If we look back to 2010 when the Share a Coke campaign was launched, the Internet of Things didn’t yet exist and brands weren’t yet using augmented or virtual reality or artificial intelligence. Smartphones started outselling personal computers and the launch of the first iPad contributed to the rise of eCommerce. To put things in deeper perspective – $100 of bitcoin in 2010 is worth $75 million today!

Can we really still say someone’s likelihood to buy is based on his or her income anymore?

Marketers cannot continue to deliver campaigns and strategies around cookie-cutter consumer segments. However, change is constant and often confusing. Media owners and ‘above the liners’ are climbing on to it because they might not recognise what to replace it with. Segmentation is now a dated concept because everyone falls into a different category depending on who they choose to be on that day of the week.

Our approach to retail models, logistics, distributions, pricing, promotion and the relationship between people and brands will have to make a quantum leap. The brands that evolve will survive, rise and thrive.

We know that the ability to instantly produce personalised products, to tastes and specifications, instantly at work and on-the-go will revolutionise the way we shop, eat, drink and ultimately live.

Asia is running ahead of the pack.
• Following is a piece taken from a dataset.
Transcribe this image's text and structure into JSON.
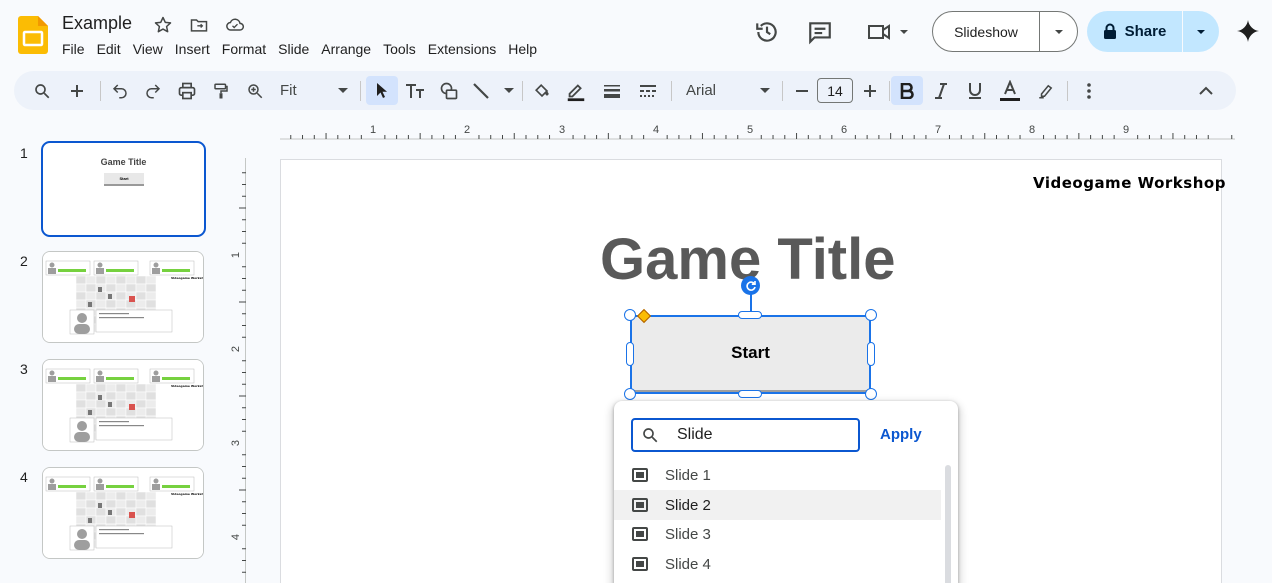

Brand owners are utilising personalisation to better profile consumers, and design experiences accordingly to support marketing efforts. Think different formats, signature tastes, aromas, sounds, visual and tactile experiences.

Personalisation can then represent sustainability – as a brand for life from cradle to grave, when dialogue becomes life-long. Personalisation can also be distinctive as an attitude; so customised it’s bespoke, and such a curated experience it’s our generation’s new media.

About Kathryn Sloane: Kathryn has more than 20 years of experience in brand strategy, design strategy, workflow analysis and change management. For more information, visit or contact SGK on (02) 9463 6700.